Arizona Media Rolls Over for Sen. Russell Pearceby cell-out-arizona on Nov. 02, 2010, under Arizona, Corrections Corporation of America, Immigration, Lobbyists, Privatization, SB 1070
So, NPR airs a 2-part series exposing the ties between SB1070, Corrections Coproration of America, ALEC, and Arizona politicos, and how do Arizona’s two daily newspapers respond? By handing the microphone to Senator Russell Pearce. On the eve of the election, we learn that our state government is in bed with a private industry that is essentially writing our laws so that they can profit from locking people up, and our press runs to the guy with the most blood on his hands for comment. Is Gannett a member of ALEC too?
Both the Arizona Republic and the Arizona Daily Star published articles that allowed Pearce to deny the NPR report, not with facts and evidence but with his own statements: GOP’s Pearce denies report on orgin of SB1070 and Sen. Russell Pearce: SB1070 story ‘a lie’. Now, of course, the guy should have a chance to give his side. But that was the extent of the coverage.
Granted, the NPR report was somewhat unclear as to ALEC’s role vis a vis SB1070. ALEC didn’t write the bill– Sen. Pearce clearly holds that distinction. SB1070 was a mash-up of various immigrant-bashing legislation he had unsuccessfully tried to pass for several years prior. We like to think of it as ‘Russell Pearce’s letter to Santa Claus’: In one bill, he got everything he wanted.
What ALEC did–what ALEC does–is turn that horrible bill into “model legislation” that it exports to other states. So, no, we don’t have ALEC to thank for SB1070 in Arizona, but watch out America–it’s coming soon to a legislature near you, via your legislators who are ALEC members.
So here’s the story that Arizona media should be covering: What ”model legislation” has been imported to Arizona by our Legislators who are ALEC members and what role did the for-profit prison industry play?
Here’s a hint. The Institute for Money in State Politics reported in 2006 that:
Lobbyists registered as representatives of the private-prison industry gave 84 percent of the money Arizona candidates received from private-prison sources. Twenty lobbyists from 10 firms represented, among other clients, five private-prison firms and one food service subcontractor, Aramark Corp. Their contributions totaled almost $65,500. The top-contributing lobbyist was John P. Kaites with Public Policy Partners.
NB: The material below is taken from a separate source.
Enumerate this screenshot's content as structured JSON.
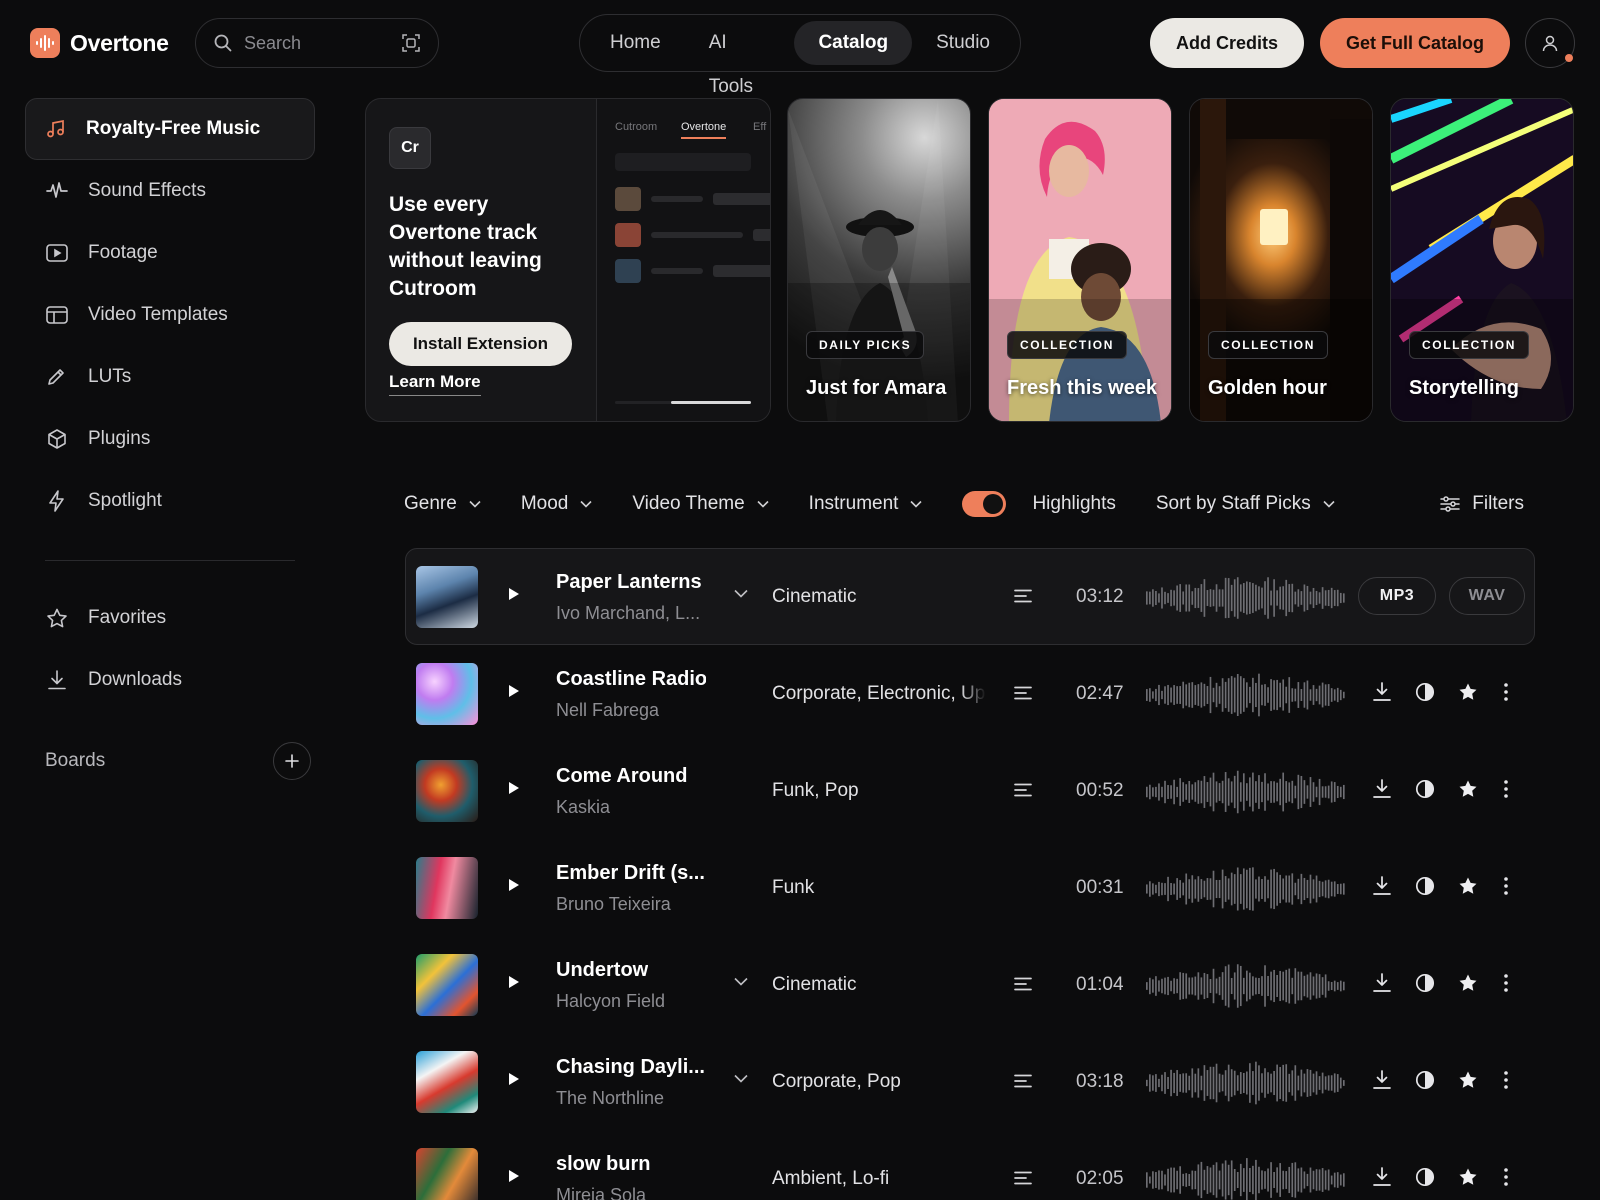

According to the Arizona Secretary of State, the GEO Group, Inc. is among the organizations and businesses for which Public Policy Partners lobbies. A former Arizona legislator, Kaites is currently an attorney with Ridenour Hienton. He received the American Legislative Exchange Council’s (ALEC) Outstanding Legislator of the Year Award in 1998. ALEC backed many of the tougher Arizona sentencing policies that helped increase state prison populations in the past decade and made model legislation available to legislators. (Policy Lockdown: Prison Interests Court Political Players, Institute for Money in State Politics, April 2006. http://www.followthemoney.org/press/ReportView.phtml?r=255)
That’s right. ALEC wrote the tough-on-crime bills that sent prison populations through the roof and created a prison overcrowding crisis that our Legislators have turned to the private prison industry to solve. Cha-ching!
One more thing: The Republic article gave Pearce the last word on SB1070:
“But Pearce said most of those detained would likely be detained in city or county jails, not private prisons.”
According to Immigration Attorney Rachel Wilson, this statement is a lie. When local law enforcement pulls someone over or arrests them and asks them about their immigration status under SB1070, if the person is undocumented, law enforcement is required to call ICE or the Border Patrol. If the person hasn’t broken any state laws, they will go immediately into ICE custody to begin deportation proceedings. If they have broken a state law, they may go to a County Jail, but they will more often than not later be transferred into ICE custody to be deported. Either way, it’s dollar signs for CCA.
Arizona media should be helping to expose the corruption of our politicians, not acting as their platform for self defense or legitimizing the misinformation they propagate.